I have been hearing about these initiatives for the past year, with John Hancock opening up the Vitality Program - a Fitbit data sharing initiative - last April. Given proper incentive and assurances around data security, I see no reason why this device telemetry exchange wouldn't become a de facto part of the insurer insured relationship.
It’s an exciting time to be an underwriter. We’re very close to a future where demographic tables can be replaced by actual data from each individual insurance liability. Big data analytics is becoming a reality. These analytics can take unsolvable problems - where we have no hope of ever finding a perfect solution due to the inexact nature - and brute force a solution with massive amounts of data. Think stock markets being taken over by algorithmic trading, where over 70% of trading volume is done by computers analyzing vast quantities of data.
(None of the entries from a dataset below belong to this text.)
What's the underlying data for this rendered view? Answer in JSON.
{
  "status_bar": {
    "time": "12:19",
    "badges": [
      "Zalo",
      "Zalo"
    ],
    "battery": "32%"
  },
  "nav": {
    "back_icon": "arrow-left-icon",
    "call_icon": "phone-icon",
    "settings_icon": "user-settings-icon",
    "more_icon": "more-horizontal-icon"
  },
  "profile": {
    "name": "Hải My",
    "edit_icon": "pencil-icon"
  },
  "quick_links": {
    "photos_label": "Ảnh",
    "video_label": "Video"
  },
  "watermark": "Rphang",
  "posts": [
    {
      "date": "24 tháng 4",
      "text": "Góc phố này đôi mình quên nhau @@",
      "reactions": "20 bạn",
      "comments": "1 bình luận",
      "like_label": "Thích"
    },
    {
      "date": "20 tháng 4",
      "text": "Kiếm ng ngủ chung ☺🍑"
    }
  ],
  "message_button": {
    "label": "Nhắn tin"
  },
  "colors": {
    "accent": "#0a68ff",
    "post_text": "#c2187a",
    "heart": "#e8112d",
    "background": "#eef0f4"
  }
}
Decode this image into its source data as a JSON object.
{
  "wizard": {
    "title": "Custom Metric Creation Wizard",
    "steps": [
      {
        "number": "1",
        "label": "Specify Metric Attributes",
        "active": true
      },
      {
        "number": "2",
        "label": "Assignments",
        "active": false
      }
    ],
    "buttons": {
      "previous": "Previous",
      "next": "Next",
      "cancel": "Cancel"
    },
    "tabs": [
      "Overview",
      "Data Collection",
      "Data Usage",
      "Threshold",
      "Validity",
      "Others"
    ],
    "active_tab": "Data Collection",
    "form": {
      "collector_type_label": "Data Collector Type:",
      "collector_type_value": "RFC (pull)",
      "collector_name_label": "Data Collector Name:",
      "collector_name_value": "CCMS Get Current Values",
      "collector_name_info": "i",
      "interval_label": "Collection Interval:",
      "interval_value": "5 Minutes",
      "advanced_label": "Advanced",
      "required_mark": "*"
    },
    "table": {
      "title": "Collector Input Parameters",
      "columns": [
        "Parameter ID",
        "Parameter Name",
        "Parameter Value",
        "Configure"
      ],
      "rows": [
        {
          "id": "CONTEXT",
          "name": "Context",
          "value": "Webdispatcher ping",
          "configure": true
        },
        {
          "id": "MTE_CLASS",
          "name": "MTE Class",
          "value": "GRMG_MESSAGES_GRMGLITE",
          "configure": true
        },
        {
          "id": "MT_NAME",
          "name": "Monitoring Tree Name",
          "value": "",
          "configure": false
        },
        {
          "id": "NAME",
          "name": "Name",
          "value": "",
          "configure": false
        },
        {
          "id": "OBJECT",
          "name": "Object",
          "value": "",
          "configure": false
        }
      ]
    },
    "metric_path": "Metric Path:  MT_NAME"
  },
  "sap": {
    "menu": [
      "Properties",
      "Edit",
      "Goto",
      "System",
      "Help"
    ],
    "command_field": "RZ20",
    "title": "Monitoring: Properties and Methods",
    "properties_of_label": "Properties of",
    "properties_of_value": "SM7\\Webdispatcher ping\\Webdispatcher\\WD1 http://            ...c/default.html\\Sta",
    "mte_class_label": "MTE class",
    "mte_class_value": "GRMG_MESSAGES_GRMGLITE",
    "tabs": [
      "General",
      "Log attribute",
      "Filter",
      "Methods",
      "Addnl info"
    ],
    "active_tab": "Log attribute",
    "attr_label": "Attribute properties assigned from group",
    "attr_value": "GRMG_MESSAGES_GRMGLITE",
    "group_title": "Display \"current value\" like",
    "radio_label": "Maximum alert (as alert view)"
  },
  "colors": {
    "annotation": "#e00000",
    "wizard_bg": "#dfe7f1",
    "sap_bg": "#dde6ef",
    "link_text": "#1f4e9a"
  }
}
Insurance companies getting their hands on customer data opens the door for similar levels of runaway automated efficiency. This will make it harder and harder for insurance companies to compete on price alone, but analytics have a place in the increasingly important value added services like customer service.
I have seen, first hand, some of the challenges surrounding increasing amounts of customer data being collected. Yet, with all of the innovative ideas for applicable use cases, wrangling in all customer data into a single, complete customer view, seems like a must for any company with direct customer interactions. For example, if I close my eyes and envision my touchpoint with an insurance company in the year 2026, I do not envision calling in to a toll free number, sitting on hold, reading out my policy number, and explaining my claim to an agent for the third time. Everything about me as a customer should be at the fingertips of my customer service contact. The data is there, and I know it, and solutions have been developed to leverage the data, so the next step is simply implementation.
From the perspective of the insurance carrier, all of these interactions also provide insight in why customers leave and how they can reduce churn. Things like Call Centre transcripts can be analyzed for sentiment, and win backs can begin before it's too late.
While I’m still watching the “Big Data” insurance industry disruption approach at a pretty glacial pace, I am very excited about what it has in store for consumers and corporation. I’m still excited for what my data can do for me.
It will be a give and take, where I give up data with the expectation that my data is being used to provide an ultimate streamlined experience. An insurer who is ready to do this will get my policy in a heartbeat, and my heartbeat (and step count) in my policy.
Is your insurance carrier leveraging your data & keeping you connected? Share below!